The Equal Employment Opportunity Commission (EEOC) encourages federal agencies to eliminate harassment at its core, and it hopes to do so through education. Highlighting these issues is the EEOC’s publication “Promising Practices for Preventing Harassment,” which was published as a result of a 2015 Select Task Force on the Study of Harassment in the Workplace.

To prevent harassment, the Select Task Force highlighted five themes: committed and engaged leadership, consistent and demonstrated accountability, strong and comprehensive harassment policies, trusted and accessible complaint procedures, and regular, interactive training tailored to the audience and organization. Agencies are not required to follow the Select Task Force’s guidance; however doing so is suggested in order to maintain a workforce that is respectful and inclusive.

Leadership and accountability are at the forefront of the report, which states that leadership can “create and maintain a culture in which harassment is not tolerated.” The EEOC advocates for leadership that routinely trains its employees and supervisors on the agency’s harassment policies, as well as how to identify behaviors that may lead to (or be considered as) harassment.

The policies on harassment must be easily understood and thorough to fully inform Agency employees. The Select Task Force encourages communication between employees and management to ensure that employees understand all aspects of the policy.

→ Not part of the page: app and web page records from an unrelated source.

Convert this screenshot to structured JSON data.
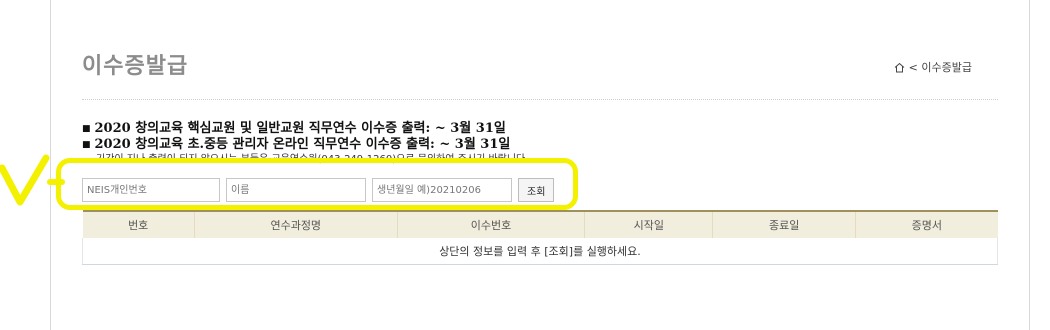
{
  "page": {
    "title": "이수증발급",
    "breadcrumb": "< 이수증발급"
  },
  "notices": [
    "2020 창의교육 핵심교원 및 일반교원 직무연수 이수증 출력: ~ 3월 31일",
    "2020 창의교육 초.중등 관리자 온라인 직무연수 이수증 출력: ~ 3월 31일"
  ],
  "note": "기간이 지나 출력이 되지 않으시는 분들은 교육연수원(043-249-1260)으로 문의하여 주시기 바랍니다.",
  "search": {
    "neis_placeholder": "NEIS개인번호",
    "name_placeholder": "이름",
    "birth_placeholder": "생년월일 예)20210206",
    "submit_label": "조회"
  },
  "table": {
    "columns": [
      "번호",
      "연수과정명",
      "이수번호",
      "시작일",
      "종료일",
      "증명서"
    ],
    "empty_message": "상단의 정보를 입력 후 [조회]를 실행하세요."
  },
  "annotation": {
    "color": "#f3f000"
  }
}
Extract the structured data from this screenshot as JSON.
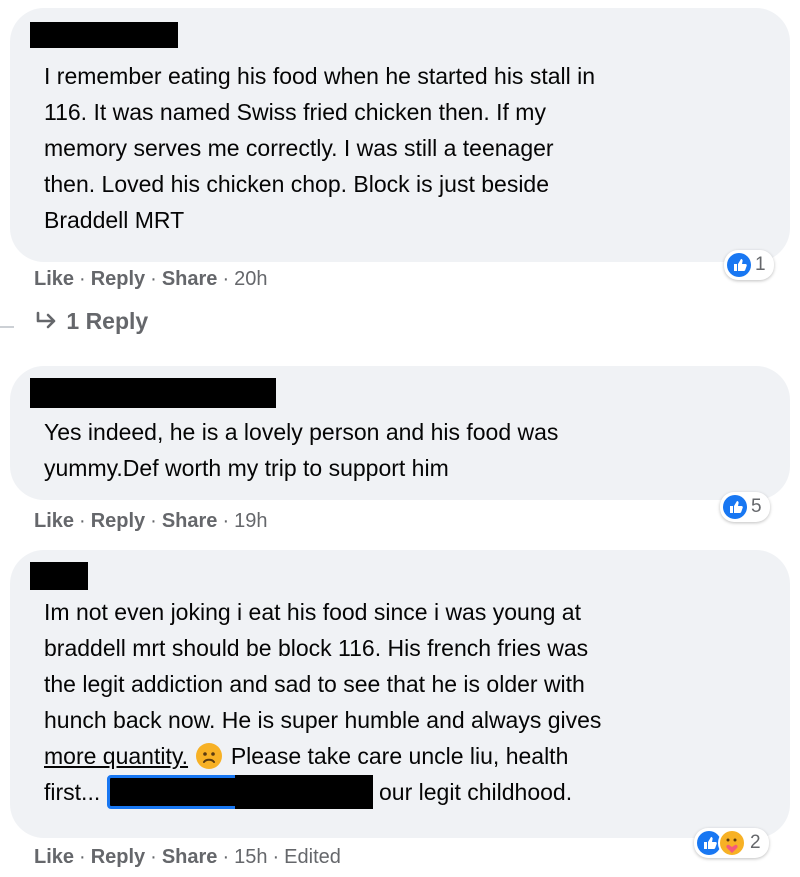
{
  "comments": [
    {
      "text_lines": [
        "I remember eating his food when he started his stall in",
        "116. It was named Swiss fried chicken then. If my",
        "memory serves me correctly. I was still a teenager",
        "then. Loved his chicken chop. Block is just beside",
        "Braddell MRT"
      ],
      "actions": {
        "like": "Like",
        "reply": "Reply",
        "share": "Share",
        "time": "20h"
      },
      "reaction_count": "1",
      "reaction_icons": [
        "like-icon"
      ]
    },
    {
      "text_lines": [
        "Yes indeed, he is a lovely person and his food was",
        "yummy.Def worth my trip to support him"
      ],
      "actions": {
        "like": "Like",
        "reply": "Reply",
        "share": "Share",
        "time": "19h"
      },
      "reaction_count": "5",
      "reaction_icons": [
        "like-icon"
      ]
    },
    {
      "text_lines": [
        "Im not even joking i eat his food since i was young at",
        "braddell mrt should be block 116. His french fries was",
        "the legit addiction and sad to see that he is older with",
        "hunch back now. He is super humble and always gives"
      ],
      "line5_before": "more quantity.",
      "line5_after": "Please take care uncle liu, health",
      "line6_before": "first...",
      "line6_after": "our legit childhood.",
      "actions": {
        "like": "Like",
        "reply": "Reply",
        "share": "Share",
        "time": "15h",
        "edited": "Edited"
      },
      "reaction_count": "2",
      "reaction_icons": [
        "like-icon",
        "care-icon"
      ]
    }
  ],
  "reply_toggle": {
    "label": "1 Reply",
    "icon": "reply-arrow-icon"
  },
  "separator": "·",
  "colors": {
    "bubble": "#f0f2f5",
    "meta": "#65676b",
    "like_blue": "#1877f2",
    "care_yellow": "#f7b125"
  }
}
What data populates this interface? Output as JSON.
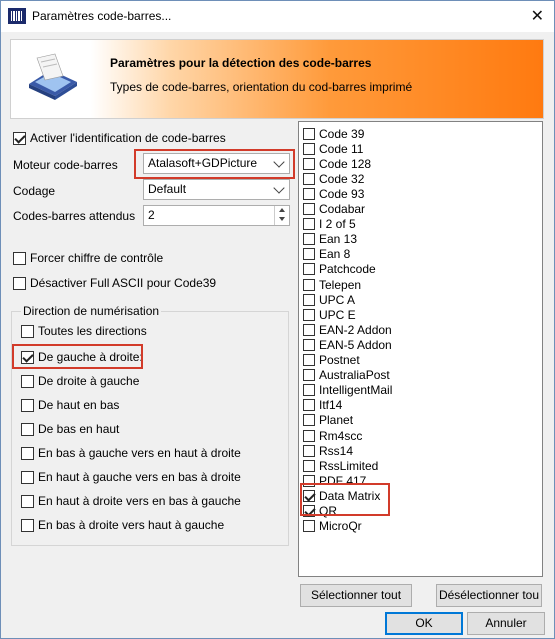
{
  "window": {
    "title": "Paramètres code-barres..."
  },
  "header": {
    "title": "Paramètres pour la détection des code-barres",
    "subtitle": "Types de code-barres, orientation du cod-barres imprimé"
  },
  "options": {
    "enable_label": "Activer l'identification de code-barres",
    "enable_checked": true,
    "engine_label": "Moteur code-barres",
    "engine_value": "Atalasoft+GDPicture",
    "encoding_label": "Codage",
    "encoding_value": "Default",
    "expected_label": "Codes-barres attendus",
    "expected_value": "2",
    "force_check_label": "Forcer chiffre de contrôle",
    "force_check_checked": false,
    "disable_ascii_label": "Désactiver Full ASCII pour Code39",
    "disable_ascii_checked": false
  },
  "direction": {
    "title": "Direction de numérisation",
    "items": [
      {
        "label": "Toutes les directions",
        "checked": false
      },
      {
        "label": "De gauche à droite:",
        "checked": true
      },
      {
        "label": "De droite à gauche",
        "checked": false
      },
      {
        "label": "De haut en bas",
        "checked": false
      },
      {
        "label": "De bas en haut",
        "checked": false
      },
      {
        "label": "En bas à gauche vers en haut à droite",
        "checked": false
      },
      {
        "label": "En haut à gauche vers en bas à droite",
        "checked": false
      },
      {
        "label": "En haut à droite vers en bas à gauche",
        "checked": false
      },
      {
        "label": "En bas à droite vers haut à gauche",
        "checked": false
      }
    ]
  },
  "barcode_types": [
    {
      "label": "Code 39",
      "checked": false
    },
    {
      "label": "Code 11",
      "checked": false
    },
    {
      "label": "Code 128",
      "checked": false
    },
    {
      "label": "Code 32",
      "checked": false
    },
    {
      "label": "Code 93",
      "checked": false
    },
    {
      "label": "Codabar",
      "checked": false
    },
    {
      "label": "I 2 of 5",
      "checked": false
    },
    {
      "label": "Ean 13",
      "checked": false
    },
    {
      "label": "Ean 8",
      "checked": false
    },
    {
      "label": "Patchcode",
      "checked": false
    },
    {
      "label": "Telepen",
      "checked": false
    },
    {
      "label": "UPC A",
      "checked": false
    },
    {
      "label": "UPC E",
      "checked": false
    },
    {
      "label": "EAN-2 Addon",
      "checked": false
    },
    {
      "label": "EAN-5 Addon",
      "checked": false
    },
    {
      "label": "Postnet",
      "checked": false
    },
    {
      "label": "AustraliaPost",
      "checked": false
    },
    {
      "label": "IntelligentMail",
      "checked": false
    },
    {
      "label": "Itf14",
      "checked": false
    },
    {
      "label": "Planet",
      "checked": false
    },
    {
      "label": "Rm4scc",
      "checked": false
    },
    {
      "label": "Rss14",
      "checked": false
    },
    {
      "label": "RssLimited",
      "checked": false
    },
    {
      "label": "PDF 417",
      "checked": false
    },
    {
      "label": "Data Matrix",
      "checked": true
    },
    {
      "label": "QR",
      "checked": true
    },
    {
      "label": "MicroQr",
      "checked": false
    }
  ],
  "buttons": {
    "select_all": "Sélectionner tout",
    "deselect_all": "Désélectionner tou",
    "ok": "OK",
    "cancel": "Annuler"
  },
  "colors": {
    "highlight": "#d23b2a",
    "header_accent": "#ff7a10"
  }
}
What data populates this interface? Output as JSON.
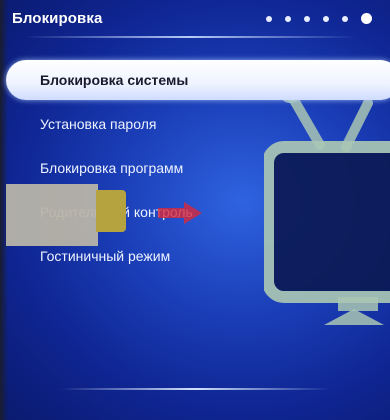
{
  "header": {
    "title": "Блокировка",
    "page_indicator": {
      "count": 6,
      "active_index": 5
    }
  },
  "menu": {
    "items": [
      {
        "label": "Блокировка системы",
        "selected": true
      },
      {
        "label": "Установка пароля",
        "selected": false
      },
      {
        "label": "Блокировка программ",
        "selected": false
      },
      {
        "label": "Родительский контроль",
        "selected": false
      },
      {
        "label": "Гостиничный режим",
        "selected": false
      }
    ]
  },
  "icons": {
    "tv": "tv-icon",
    "arrow": "arrow-right-icon"
  },
  "colors": {
    "background": "#1a3db6",
    "selected_item": "#ffffff",
    "tv_outline": "#a9c6b4",
    "arrow": "#d8283a"
  }
}
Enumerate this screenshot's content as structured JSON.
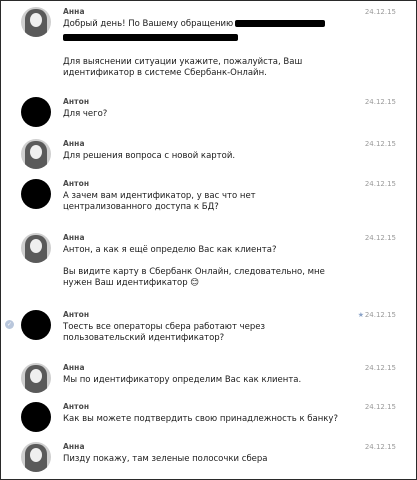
{
  "messages": [
    {
      "author": "Анна",
      "time": "24.12.15",
      "lines": [
        "Добрый день! По Вашему обращению"
      ]
    },
    {
      "lines": [
        "Для выяснении ситуации укажите, пожалуйста, Ваш",
        "идентификатор в системе Сбербанк-Онлайн."
      ]
    },
    {
      "author": "Антон",
      "time": "24.12.15",
      "lines": [
        "Для чего?"
      ]
    },
    {
      "author": "Анна",
      "time": "24.12.15",
      "lines": [
        "Для решения вопроса с новой картой."
      ]
    },
    {
      "author": "Антон",
      "time": "24.12.15",
      "lines": [
        "А зачем вам идентификатор, у вас что нет",
        "централизованного доступа к БД?"
      ]
    },
    {
      "author": "Анна",
      "time": "24.12.15",
      "lines": [
        "Антон, а как я ещё определю Вас как клиента?"
      ]
    },
    {
      "lines": [
        "Вы видите карту в Сбербанк Онлайн, следовательно, мне",
        "нужен Ваш идентификатор 😊"
      ]
    },
    {
      "author": "Антон",
      "time": "24.12.15",
      "star": "★",
      "lines": [
        "Тоесть все операторы сбера работают через",
        "пользовательский идентификатор?"
      ]
    },
    {
      "author": "Анна",
      "time": "24.12.15",
      "lines": [
        "Мы по идентификатору определим Вас как клиента."
      ]
    },
    {
      "author": "Антон",
      "time": "24.12.15",
      "lines": [
        "Как вы можете подтвердить свою принадлежность к банку?"
      ]
    },
    {
      "author": "Анна",
      "time": "24.12.15",
      "lines": [
        "Пизду покажу, там зеленые полосочки сбера"
      ]
    }
  ]
}
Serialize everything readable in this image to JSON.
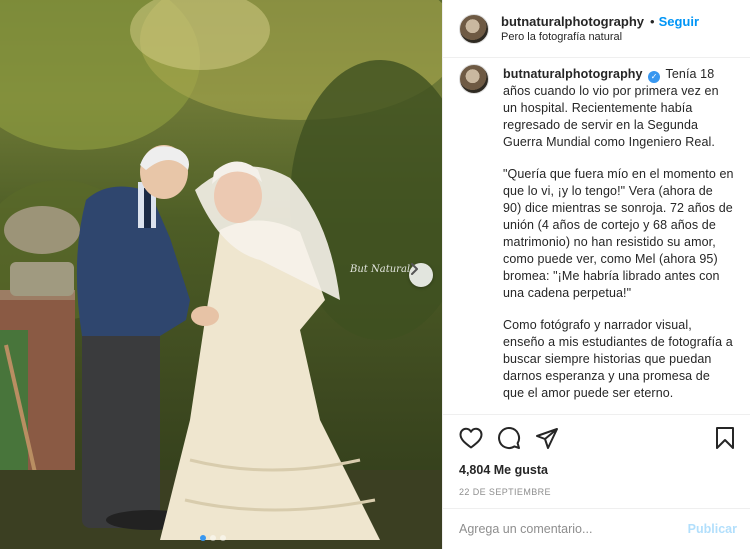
{
  "post": {
    "username": "butnaturalphotography",
    "follow_label": "Seguir",
    "location": "Pero la fotografía natural",
    "separator": "•",
    "watermark": "But Natural",
    "caption_paragraphs": [
      "Tenía 18 años cuando lo vio por primera vez en un hospital. Recientemente había regresado de servir en la Segunda Guerra Mundial como Ingeniero Real.",
      "\"Quería que fuera mío en el momento en que lo vi, ¡y lo tengo!\" Vera (ahora de 90) dice mientras se sonroja. 72 años de unión (4 años de cortejo y 68 años de matrimonio) no han resistido su amor, como puede ver, como Mel (ahora 95) bromea: \"¡Me habría librado antes con una cadena perpetua!\"",
      "Como fotógrafo y narrador visual, enseño a mis estudiantes de fotografía a buscar siempre historias que puedan darnos esperanza y una promesa de que el amor puede ser eterno."
    ],
    "likes": "4,804 Me gusta",
    "date": "22 DE SEPTIEMBRE",
    "carousel": {
      "total": 3,
      "current": 1
    }
  },
  "comment": {
    "placeholder": "Agrega un comentario...",
    "publish_label": "Publicar"
  },
  "colors": {
    "accent": "#0095f6",
    "publish_disabled": "#b2dffc",
    "verified": "#3897f0"
  },
  "icons": [
    "heart-icon",
    "comment-icon",
    "share-icon",
    "bookmark-icon",
    "chevron-right-icon",
    "verified-badge-icon"
  ]
}
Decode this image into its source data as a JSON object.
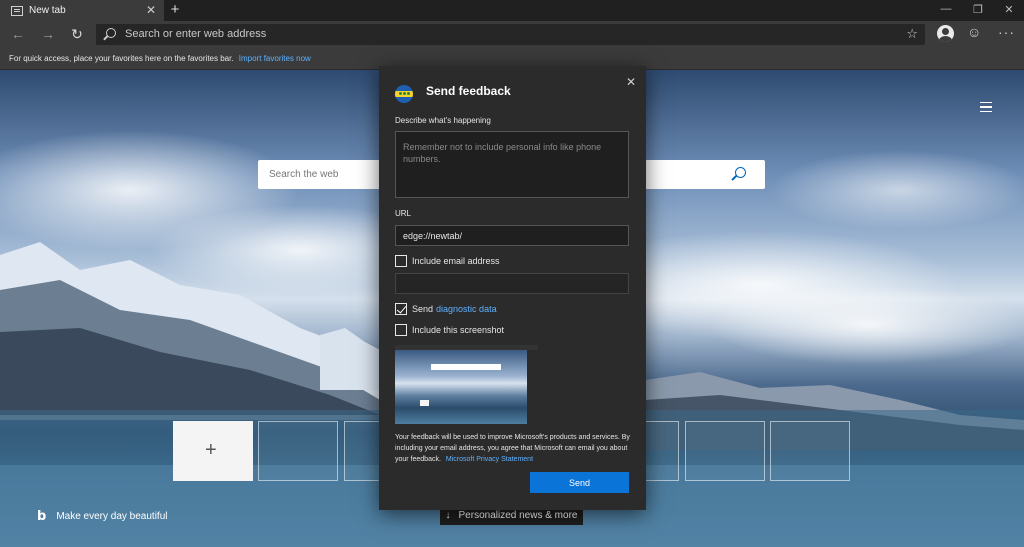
{
  "browser": {
    "tab_title": "New tab",
    "tab_close": "✕",
    "new_tab": "+",
    "window_controls": [
      "—",
      "❐",
      "✕"
    ],
    "nav": {
      "back": "←",
      "forward": "→",
      "refresh": "↻"
    },
    "address_placeholder": "Search or enter web address",
    "star": "☆",
    "emoji": "☺",
    "more": "···"
  },
  "favorites_bar": {
    "text": "For quick access, place your favorites here on the favorites bar.",
    "link": "Import favorites now"
  },
  "newtab": {
    "search_placeholder": "Search the web",
    "add_tile": "+",
    "bing_logo": "b",
    "brand_text": "Make every day beautiful",
    "news_arrow": "↓",
    "news_button": "Personalized news & more"
  },
  "feedback": {
    "title": "Send feedback",
    "close": "✕",
    "describe_label": "Describe what's happening",
    "describe_placeholder": "Remember not to include personal info like phone numbers.",
    "url_label": "URL",
    "url_value": "edge://newtab/",
    "include_email_label": "Include email address",
    "include_email_checked": false,
    "send_label": "Send",
    "diagnostic_link": "diagnostic data",
    "send_diagnostic_checked": true,
    "screenshot_label": "Include this screenshot",
    "screenshot_checked": false,
    "disclaimer": "Your feedback will be used to improve Microsoft's products and services. By including your email address, you agree that Microsoft can email you about your feedback.",
    "privacy_link": "Microsoft Privacy Statement",
    "send_button": "Send"
  },
  "colors": {
    "accent": "#0a74d8",
    "link": "#5fb1ff",
    "dialog_bg": "#2b2b2b",
    "toolbar_bg": "#3b3b3b"
  }
}
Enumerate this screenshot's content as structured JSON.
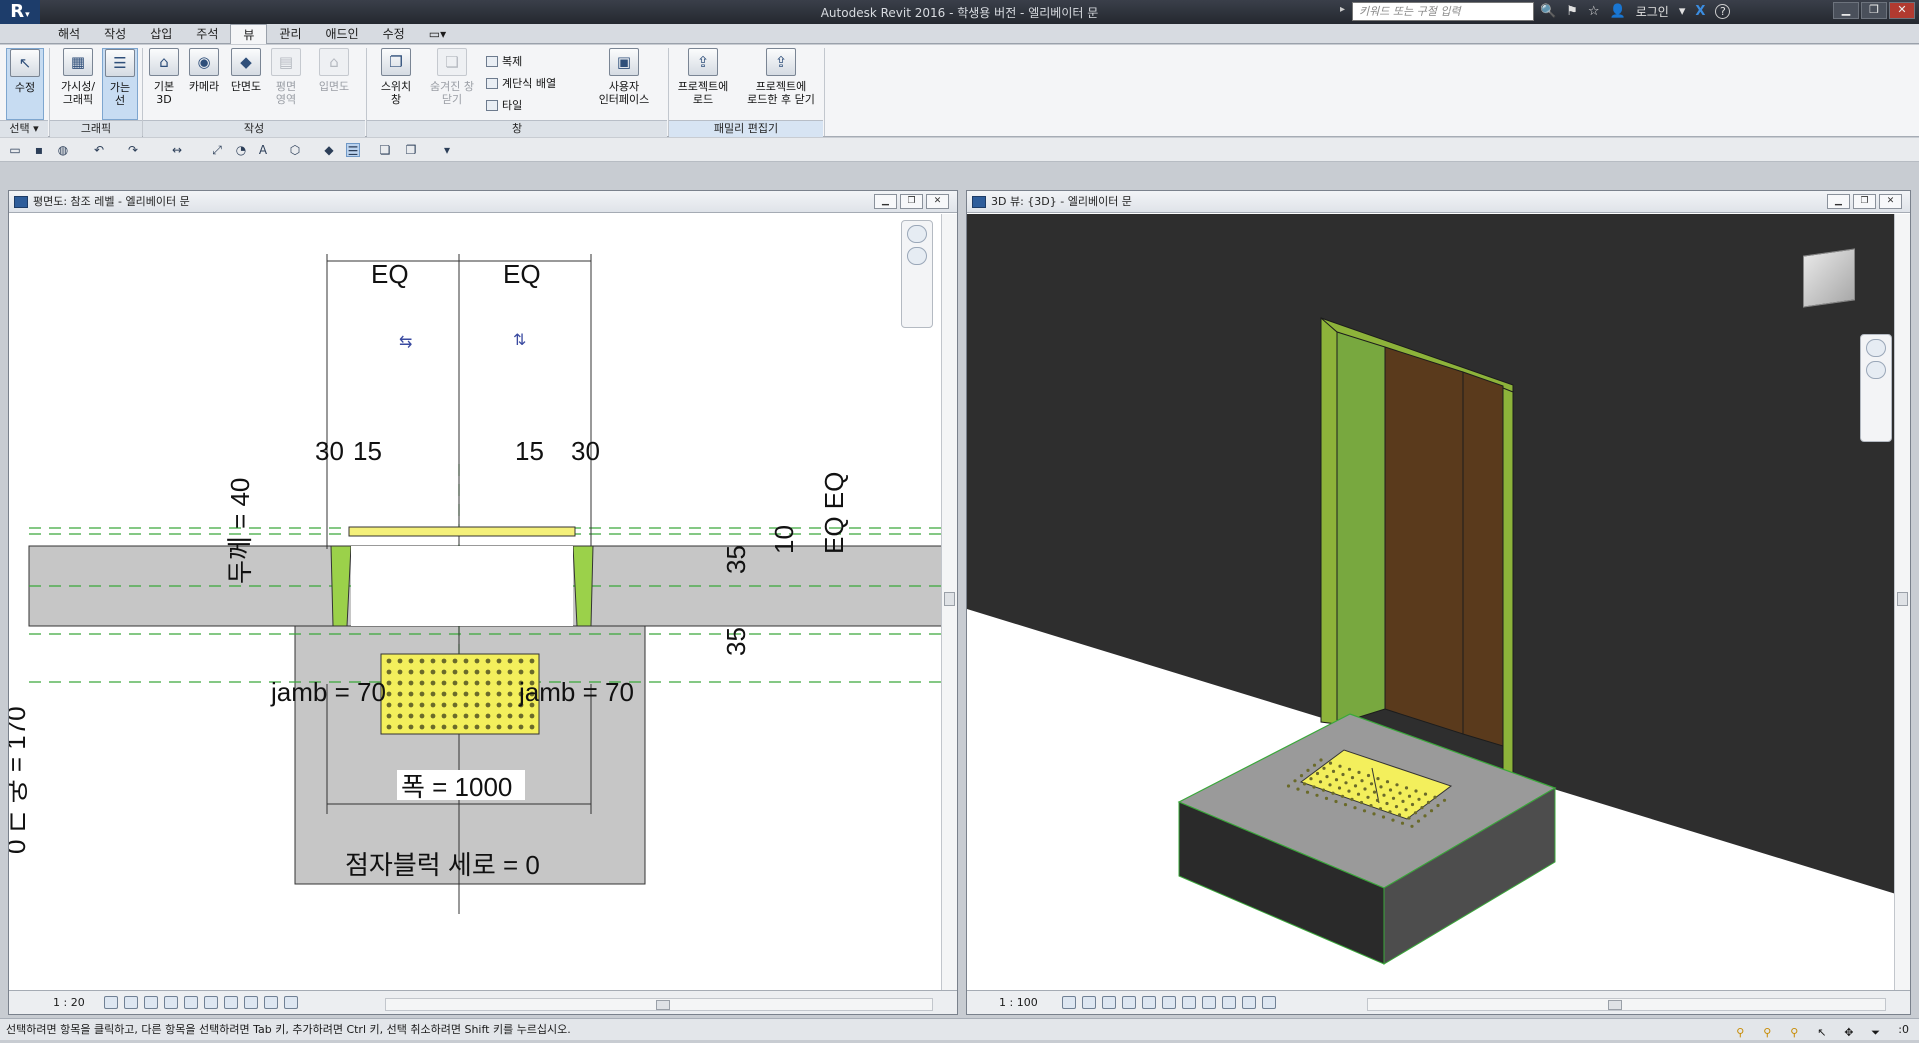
{
  "title": {
    "logo": "R",
    "window_title": "Autodesk Revit 2016 - 학생용 버전 -  엘리베이터 문",
    "search_placeholder": "키워드 또는 구절 입력",
    "login_label": "로그인",
    "help_label": "?"
  },
  "menu_tabs": [
    "해석",
    "작성",
    "삽입",
    "주석",
    "뷰",
    "관리",
    "애드인",
    "수정",
    "▭▾"
  ],
  "active_tab_index": 4,
  "ribbon": {
    "select_label": "선택 ▾",
    "buttons": {
      "modify": "수정",
      "visibility": "가시성/\n그래픽",
      "thin_lines": "가는\n선",
      "default3d": "기본\n3D",
      "camera": "카메라",
      "section": "단면도",
      "plan_region": "평면\n영역",
      "elevation": "입면도",
      "switch_window": "스위치\n창",
      "close_hidden": "숨겨진 창\n닫기",
      "user_interface": "사용자\n인터페이스",
      "load_project": "프로젝트에\n로드",
      "load_close": "프로젝트에\n로드한 후 닫기"
    },
    "small_buttons": {
      "replicate": "복제",
      "cascade": "계단식 배열",
      "tile": "타일"
    },
    "panels": {
      "select": "선택",
      "graphics": "그래픽",
      "create": "작성",
      "windows": "창",
      "family_editor": "패밀리 편집기"
    }
  },
  "views": {
    "plan": {
      "title": "평면도: 참조 레벨 - 엘리베이터 문",
      "scale": "1 : 20",
      "annotations": {
        "eq_left": "EQ",
        "eq_right": "EQ",
        "dim_30_left": "30",
        "dim_15_left": "15",
        "dim_15_right": "15",
        "dim_30_right": "30",
        "thickness": "두께 = 40",
        "dim_35_top": "35",
        "dim_10": "10",
        "eq_eq": "EQ EQ",
        "dim_35_bottom": "35",
        "jamb_left": "jamb = 70",
        "jamb_right": "jamb = 70",
        "width": "폭 = 1000",
        "braille_height": "점자블럭 세로 = 0",
        "left_vertical": "0 ⊏ 궁 = 170"
      }
    },
    "view3d": {
      "title": "3D 뷰: {3D} - 엘리베이터 문",
      "scale": "1 : 100"
    }
  },
  "status": {
    "message": "선택하려면 항목을 클릭하고, 다른 항목을 선택하려면 Tab 키, 추가하려면 Ctrl 키, 선택 취소하려면 Shift 키를 누르십시오.",
    "filter_count": ":0"
  },
  "colors": {
    "accent_green": "#8db33a",
    "door_brown": "#5a3a1c",
    "wall_dark": "#2e2e2e",
    "braille_yellow": "#f3ef5c",
    "slab_grey": "#c6c6c6"
  }
}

If these principals are not being upheld at your workplace, consider consulting with a federal employment attorney. Harassment cannot be permitted in the workplace, and a federal employment attorney may be able to provide assistance in navigating through the harassment complaint process.